Task goal. Would you write out every entry exactly, but without the pictures?

The records START

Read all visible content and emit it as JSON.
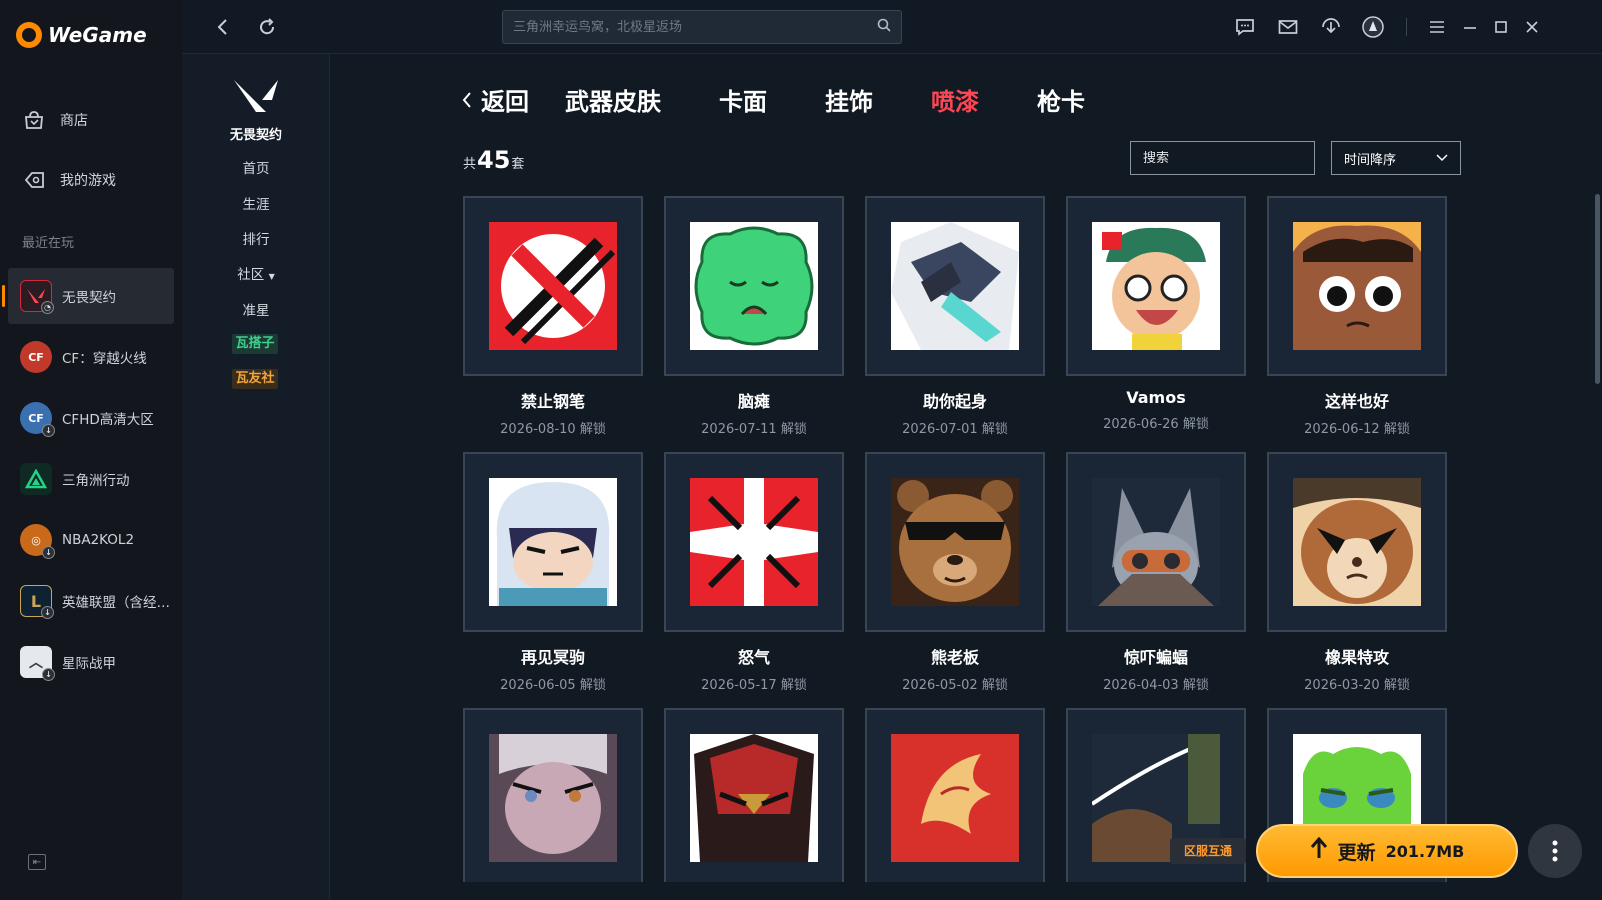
{
  "app": {
    "name": "WeGame"
  },
  "sidebar": {
    "nav": [
      {
        "label": "商店",
        "icon": "store-icon"
      },
      {
        "label": "我的游戏",
        "icon": "games-icon"
      }
    ],
    "recent_label": "最近在玩",
    "games": [
      {
        "label": "无畏契约",
        "icon": "valorant-icon",
        "color": "#d6283c",
        "active": true
      },
      {
        "label": "CF：穿越火线",
        "icon": "cf-icon",
        "color": "#c1392b"
      },
      {
        "label": "CFHD高清大区",
        "icon": "cfhd-icon",
        "color": "#3a6fb0"
      },
      {
        "label": "三角洲行动",
        "icon": "delta-icon",
        "color": "#1a8a5e"
      },
      {
        "label": "NBA2KOL2",
        "icon": "nba-icon",
        "color": "#c86a1a"
      },
      {
        "label": "英雄联盟（含经…",
        "icon": "lol-icon",
        "color": "#1f6fa0"
      },
      {
        "label": "星际战甲",
        "icon": "warframe-icon",
        "color": "#e5e8ec"
      }
    ]
  },
  "topbar": {
    "search_placeholder": "三角洲幸运鸟窝，北极星返场"
  },
  "subnav": {
    "game_name": "无畏契约",
    "items": [
      "首页",
      "生涯",
      "排行",
      "社区",
      "准星"
    ],
    "tags": [
      {
        "label": "瓦搭子",
        "color": "#3ecf8e"
      },
      {
        "label": "瓦友社",
        "color": "#f2a33a"
      }
    ]
  },
  "main": {
    "back_label": "返回",
    "tabs": [
      "武器皮肤",
      "卡面",
      "挂饰",
      "喷漆",
      "枪卡"
    ],
    "active_tab": "喷漆",
    "count_prefix": "共",
    "count": "45",
    "count_suffix": "套",
    "filter_search_placeholder": "搜索",
    "sort_label": "时间降序",
    "unlock_suffix": "解锁",
    "cards": [
      {
        "name": "禁止钢笔",
        "date": "2026-08-10 解锁"
      },
      {
        "name": "脑瘫",
        "date": "2026-07-11 解锁"
      },
      {
        "name": "助你起身",
        "date": "2026-07-01 解锁"
      },
      {
        "name": "Vamos",
        "date": "2026-06-26 解锁"
      },
      {
        "name": "这样也好",
        "date": "2026-06-12 解锁"
      },
      {
        "name": "再见冥驹",
        "date": "2026-06-05 解锁"
      },
      {
        "name": "怒气",
        "date": "2026-05-17 解锁"
      },
      {
        "name": "熊老板",
        "date": "2026-05-02 解锁"
      },
      {
        "name": "惊吓蝙蝠",
        "date": "2026-04-03 解锁"
      },
      {
        "name": "橡果特攻",
        "date": "2026-03-20 解锁"
      },
      {
        "name": "",
        "date": ""
      },
      {
        "name": "",
        "date": ""
      },
      {
        "name": "",
        "date": ""
      },
      {
        "name": "",
        "date": ""
      },
      {
        "name": "",
        "date": ""
      }
    ]
  },
  "bottom": {
    "region_label": "区服互通",
    "update_label": "更新",
    "update_size": "201.7MB",
    "more_icon": "more-vertical-icon"
  }
}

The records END

Response to this task.
Read all visible content and emit it as JSON.
{
  "app": {
    "name": "WeGame"
  },
  "sidebar": {
    "nav": [
      {
        "label": "商店",
        "icon": "store-icon"
      },
      {
        "label": "我的游戏",
        "icon": "games-icon"
      }
    ],
    "recent_label": "最近在玩",
    "games": [
      {
        "label": "无畏契约",
        "icon": "valorant-icon",
        "color": "#d6283c",
        "active": true
      },
      {
        "label": "CF：穿越火线",
        "icon": "cf-icon",
        "color": "#c1392b"
      },
      {
        "label": "CFHD高清大区",
        "icon": "cfhd-icon",
        "color": "#3a6fb0"
      },
      {
        "label": "三角洲行动",
        "icon": "delta-icon",
        "color": "#1a8a5e"
      },
      {
        "label": "NBA2KOL2",
        "icon": "nba-icon",
        "color": "#c86a1a"
      },
      {
        "label": "英雄联盟（含经…",
        "icon": "lol-icon",
        "color": "#1f6fa0"
      },
      {
        "label": "星际战甲",
        "icon": "warframe-icon",
        "color": "#e5e8ec"
      }
    ]
  },
  "topbar": {
    "search_placeholder": "三角洲幸运鸟窝，北极星返场"
  },
  "subnav": {
    "game_name": "无畏契约",
    "items": [
      "首页",
      "生涯",
      "排行",
      "社区",
      "准星"
    ],
    "tags": [
      {
        "label": "瓦搭子",
        "color": "#3ecf8e"
      },
      {
        "label": "瓦友社",
        "color": "#f2a33a"
      }
    ]
  },
  "main": {
    "back_label": "返回",
    "tabs": [
      "武器皮肤",
      "卡面",
      "挂饰",
      "喷漆",
      "枪卡"
    ],
    "active_tab": "喷漆",
    "count_prefix": "共",
    "count": "45",
    "count_suffix": "套",
    "filter_search_placeholder": "搜索",
    "sort_label": "时间降序",
    "unlock_suffix": "解锁",
    "cards": [
      {
        "name": "禁止钢笔",
        "date": "2026-08-10 解锁"
      },
      {
        "name": "脑瘫",
        "date": "2026-07-11 解锁"
      },
      {
        "name": "助你起身",
        "date": "2026-07-01 解锁"
      },
      {
        "name": "Vamos",
        "date": "2026-06-26 解锁"
      },
      {
        "name": "这样也好",
        "date": "2026-06-12 解锁"
      },
      {
        "name": "再见冥驹",
        "date": "2026-06-05 解锁"
      },
      {
        "name": "怒气",
        "date": "2026-05-17 解锁"
      },
      {
        "name": "熊老板",
        "date": "2026-05-02 解锁"
      },
      {
        "name": "惊吓蝙蝠",
        "date": "2026-04-03 解锁"
      },
      {
        "name": "橡果特攻",
        "date": "2026-03-20 解锁"
      },
      {
        "name": "",
        "date": ""
      },
      {
        "name": "",
        "date": ""
      },
      {
        "name": "",
        "date": ""
      },
      {
        "name": "",
        "date": ""
      },
      {
        "name": "",
        "date": ""
      }
    ]
  },
  "bottom": {
    "region_label": "区服互通",
    "update_label": "更新",
    "update_size": "201.7MB",
    "more_icon": "more-vertical-icon"
  }
}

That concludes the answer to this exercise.